TASK ITEM ▸
Where the records hold the string "icon", show the whole line it sits on.

(Stored dataset items)
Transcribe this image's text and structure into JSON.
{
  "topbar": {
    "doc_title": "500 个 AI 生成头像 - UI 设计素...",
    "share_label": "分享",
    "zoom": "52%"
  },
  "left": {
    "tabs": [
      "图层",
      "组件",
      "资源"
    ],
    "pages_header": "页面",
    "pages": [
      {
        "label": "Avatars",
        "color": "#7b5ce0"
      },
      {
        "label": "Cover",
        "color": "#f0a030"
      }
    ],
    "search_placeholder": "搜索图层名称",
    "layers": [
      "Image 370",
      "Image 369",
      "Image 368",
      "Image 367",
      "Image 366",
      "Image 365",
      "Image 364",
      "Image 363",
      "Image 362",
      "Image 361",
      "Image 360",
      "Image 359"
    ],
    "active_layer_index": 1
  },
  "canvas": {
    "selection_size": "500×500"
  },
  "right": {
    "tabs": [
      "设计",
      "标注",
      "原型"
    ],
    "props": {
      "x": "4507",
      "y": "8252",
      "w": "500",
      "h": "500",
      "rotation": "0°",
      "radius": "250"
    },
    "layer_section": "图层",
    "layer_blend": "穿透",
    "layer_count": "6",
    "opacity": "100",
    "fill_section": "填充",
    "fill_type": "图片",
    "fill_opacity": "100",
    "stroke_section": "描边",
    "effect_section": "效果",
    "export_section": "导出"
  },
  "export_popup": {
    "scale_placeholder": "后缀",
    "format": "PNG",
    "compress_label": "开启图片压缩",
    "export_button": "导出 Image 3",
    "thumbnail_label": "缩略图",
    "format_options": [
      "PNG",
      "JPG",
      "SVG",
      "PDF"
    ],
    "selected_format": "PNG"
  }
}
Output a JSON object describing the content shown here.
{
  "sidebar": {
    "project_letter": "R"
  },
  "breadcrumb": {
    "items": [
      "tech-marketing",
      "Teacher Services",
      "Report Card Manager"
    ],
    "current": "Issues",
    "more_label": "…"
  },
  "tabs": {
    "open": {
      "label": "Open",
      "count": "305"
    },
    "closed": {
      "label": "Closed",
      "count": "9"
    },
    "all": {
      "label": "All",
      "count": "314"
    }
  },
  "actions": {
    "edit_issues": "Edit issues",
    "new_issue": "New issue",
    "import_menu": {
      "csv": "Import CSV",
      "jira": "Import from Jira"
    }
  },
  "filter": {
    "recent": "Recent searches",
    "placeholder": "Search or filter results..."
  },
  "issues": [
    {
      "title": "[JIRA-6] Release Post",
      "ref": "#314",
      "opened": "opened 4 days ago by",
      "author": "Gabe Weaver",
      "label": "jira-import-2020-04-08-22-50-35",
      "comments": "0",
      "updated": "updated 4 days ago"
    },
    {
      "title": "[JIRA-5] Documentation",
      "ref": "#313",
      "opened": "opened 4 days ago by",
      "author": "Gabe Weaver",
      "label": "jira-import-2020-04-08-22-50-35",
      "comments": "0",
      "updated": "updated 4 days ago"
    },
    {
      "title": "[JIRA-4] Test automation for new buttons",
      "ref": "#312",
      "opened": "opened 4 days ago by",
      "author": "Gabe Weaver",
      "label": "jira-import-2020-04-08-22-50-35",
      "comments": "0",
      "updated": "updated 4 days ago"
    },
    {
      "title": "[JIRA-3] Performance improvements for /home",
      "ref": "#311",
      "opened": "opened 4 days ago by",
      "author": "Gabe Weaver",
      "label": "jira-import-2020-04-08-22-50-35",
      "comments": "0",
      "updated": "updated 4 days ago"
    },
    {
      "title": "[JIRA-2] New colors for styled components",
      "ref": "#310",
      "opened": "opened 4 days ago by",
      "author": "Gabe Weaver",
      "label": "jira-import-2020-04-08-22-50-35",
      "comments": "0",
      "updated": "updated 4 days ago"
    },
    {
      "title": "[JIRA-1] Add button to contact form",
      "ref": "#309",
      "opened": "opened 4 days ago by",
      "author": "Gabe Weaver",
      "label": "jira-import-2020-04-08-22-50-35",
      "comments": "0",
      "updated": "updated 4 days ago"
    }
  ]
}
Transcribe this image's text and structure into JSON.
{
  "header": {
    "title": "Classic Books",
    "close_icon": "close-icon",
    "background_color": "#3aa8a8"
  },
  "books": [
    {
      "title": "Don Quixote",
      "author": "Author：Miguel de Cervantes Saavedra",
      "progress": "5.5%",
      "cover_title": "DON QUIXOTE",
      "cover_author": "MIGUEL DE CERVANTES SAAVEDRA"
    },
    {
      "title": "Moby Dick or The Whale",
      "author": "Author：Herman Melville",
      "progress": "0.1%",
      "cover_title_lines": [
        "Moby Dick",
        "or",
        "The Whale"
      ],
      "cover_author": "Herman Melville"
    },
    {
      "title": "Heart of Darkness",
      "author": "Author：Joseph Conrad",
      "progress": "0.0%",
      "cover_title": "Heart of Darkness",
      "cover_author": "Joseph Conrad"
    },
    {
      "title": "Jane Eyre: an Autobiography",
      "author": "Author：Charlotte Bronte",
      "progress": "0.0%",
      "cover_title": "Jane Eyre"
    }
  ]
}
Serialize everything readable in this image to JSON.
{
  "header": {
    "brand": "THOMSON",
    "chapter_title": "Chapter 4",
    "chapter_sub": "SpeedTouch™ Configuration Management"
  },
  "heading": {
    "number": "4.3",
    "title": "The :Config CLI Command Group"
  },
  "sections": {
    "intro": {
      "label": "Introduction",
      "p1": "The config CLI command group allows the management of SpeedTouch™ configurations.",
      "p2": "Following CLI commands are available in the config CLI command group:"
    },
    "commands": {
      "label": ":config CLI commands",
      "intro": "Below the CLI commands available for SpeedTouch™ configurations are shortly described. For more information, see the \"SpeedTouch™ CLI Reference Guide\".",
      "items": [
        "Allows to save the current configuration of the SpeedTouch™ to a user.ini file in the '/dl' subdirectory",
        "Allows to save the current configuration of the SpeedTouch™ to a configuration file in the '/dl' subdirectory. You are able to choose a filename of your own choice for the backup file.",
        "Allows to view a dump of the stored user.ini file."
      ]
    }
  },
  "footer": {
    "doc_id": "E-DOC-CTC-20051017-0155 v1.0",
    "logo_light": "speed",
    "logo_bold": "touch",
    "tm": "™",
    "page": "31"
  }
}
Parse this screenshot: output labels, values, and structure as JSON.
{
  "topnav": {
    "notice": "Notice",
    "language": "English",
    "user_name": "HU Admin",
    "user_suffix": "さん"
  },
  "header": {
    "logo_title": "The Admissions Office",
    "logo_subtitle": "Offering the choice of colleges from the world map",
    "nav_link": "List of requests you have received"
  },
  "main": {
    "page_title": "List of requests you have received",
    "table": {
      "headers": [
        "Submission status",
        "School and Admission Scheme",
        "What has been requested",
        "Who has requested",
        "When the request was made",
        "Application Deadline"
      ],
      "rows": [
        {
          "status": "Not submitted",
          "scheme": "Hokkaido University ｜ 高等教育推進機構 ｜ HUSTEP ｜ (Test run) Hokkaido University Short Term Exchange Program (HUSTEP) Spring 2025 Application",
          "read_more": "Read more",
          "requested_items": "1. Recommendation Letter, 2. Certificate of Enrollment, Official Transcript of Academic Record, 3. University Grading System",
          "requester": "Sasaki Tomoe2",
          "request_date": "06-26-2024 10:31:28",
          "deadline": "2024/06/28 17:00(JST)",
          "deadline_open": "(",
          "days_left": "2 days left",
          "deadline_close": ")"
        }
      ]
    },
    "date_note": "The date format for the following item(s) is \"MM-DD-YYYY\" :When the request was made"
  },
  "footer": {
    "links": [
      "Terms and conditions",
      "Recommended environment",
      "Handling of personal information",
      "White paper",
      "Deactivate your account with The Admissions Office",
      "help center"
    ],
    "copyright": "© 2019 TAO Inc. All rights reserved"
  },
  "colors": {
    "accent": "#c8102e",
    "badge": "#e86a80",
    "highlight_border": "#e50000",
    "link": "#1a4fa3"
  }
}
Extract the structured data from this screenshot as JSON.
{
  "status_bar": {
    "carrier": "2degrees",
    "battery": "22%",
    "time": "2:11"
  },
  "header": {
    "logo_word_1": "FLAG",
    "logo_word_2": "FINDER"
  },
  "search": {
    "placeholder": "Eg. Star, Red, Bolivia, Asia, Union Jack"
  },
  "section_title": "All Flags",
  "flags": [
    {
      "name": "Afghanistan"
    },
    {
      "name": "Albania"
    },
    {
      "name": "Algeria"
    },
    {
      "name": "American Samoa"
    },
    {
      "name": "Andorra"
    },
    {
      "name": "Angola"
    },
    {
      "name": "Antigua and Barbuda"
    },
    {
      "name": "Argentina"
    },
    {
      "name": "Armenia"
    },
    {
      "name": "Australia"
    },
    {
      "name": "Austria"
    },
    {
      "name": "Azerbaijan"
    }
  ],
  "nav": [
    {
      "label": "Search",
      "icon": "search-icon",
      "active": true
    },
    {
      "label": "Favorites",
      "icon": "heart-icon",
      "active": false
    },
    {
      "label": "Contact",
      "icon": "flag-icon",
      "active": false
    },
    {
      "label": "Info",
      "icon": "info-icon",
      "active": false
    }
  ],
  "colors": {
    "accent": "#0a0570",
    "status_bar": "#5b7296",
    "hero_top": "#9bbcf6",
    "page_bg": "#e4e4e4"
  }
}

TASK SOLUTION ▸
    "close_icon": "close-icon",
      "icon": "search-icon",
      "icon": "heart-icon",
      "icon": "flag-icon",
      "icon": "info-icon",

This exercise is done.